What the task asks: Where an entry holds an image, leave the image out; otherwise reproduce the entry exactly.

Material for this task:
---

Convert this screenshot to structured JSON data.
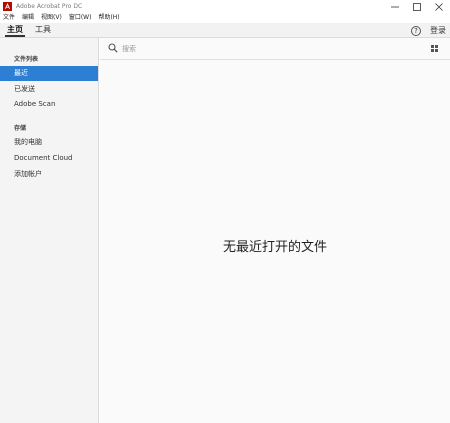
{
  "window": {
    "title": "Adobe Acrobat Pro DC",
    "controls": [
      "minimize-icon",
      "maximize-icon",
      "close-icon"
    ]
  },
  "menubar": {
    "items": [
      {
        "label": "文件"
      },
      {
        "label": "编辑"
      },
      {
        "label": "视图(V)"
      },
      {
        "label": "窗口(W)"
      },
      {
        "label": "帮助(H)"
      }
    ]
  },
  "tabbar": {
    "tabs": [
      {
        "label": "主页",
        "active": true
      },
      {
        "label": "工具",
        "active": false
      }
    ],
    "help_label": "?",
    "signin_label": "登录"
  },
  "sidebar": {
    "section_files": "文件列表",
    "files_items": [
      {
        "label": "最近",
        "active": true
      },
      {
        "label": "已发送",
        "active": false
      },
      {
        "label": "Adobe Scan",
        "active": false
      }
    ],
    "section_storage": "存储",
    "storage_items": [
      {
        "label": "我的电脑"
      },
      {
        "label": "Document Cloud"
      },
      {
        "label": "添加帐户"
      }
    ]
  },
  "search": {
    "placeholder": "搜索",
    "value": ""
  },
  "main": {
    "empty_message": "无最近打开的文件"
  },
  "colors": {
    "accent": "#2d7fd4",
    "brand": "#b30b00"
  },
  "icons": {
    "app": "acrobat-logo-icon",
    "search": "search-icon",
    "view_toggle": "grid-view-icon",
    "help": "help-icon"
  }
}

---

Exercise output:
Convert this screenshot to structured JSON data.
{
  "window": {
    "title": "Adobe Acrobat Pro DC",
    "controls": [
      "minimize-icon",
      "maximize-icon",
      "close-icon"
    ]
  },
  "menubar": {
    "items": [
      {
        "label": "文件"
      },
      {
        "label": "编辑"
      },
      {
        "label": "视图(V)"
      },
      {
        "label": "窗口(W)"
      },
      {
        "label": "帮助(H)"
      }
    ]
  },
  "tabbar": {
    "tabs": [
      {
        "label": "主页",
        "active": true
      },
      {
        "label": "工具",
        "active": false
      }
    ],
    "help_label": "?",
    "signin_label": "登录"
  },
  "sidebar": {
    "section_files": "文件列表",
    "files_items": [
      {
        "label": "最近",
        "active": true
      },
      {
        "label": "已发送",
        "active": false
      },
      {
        "label": "Adobe Scan",
        "active": false
      }
    ],
    "section_storage": "存储",
    "storage_items": [
      {
        "label": "我的电脑"
      },
      {
        "label": "Document Cloud"
      },
      {
        "label": "添加帐户"
      }
    ]
  },
  "search": {
    "placeholder": "搜索",
    "value": ""
  },
  "main": {
    "empty_message": "无最近打开的文件"
  },
  "colors": {
    "accent": "#2d7fd4",
    "brand": "#b30b00"
  },
  "icons": {
    "app": "acrobat-logo-icon",
    "search": "search-icon",
    "view_toggle": "grid-view-icon",
    "help": "help-icon"
  }
}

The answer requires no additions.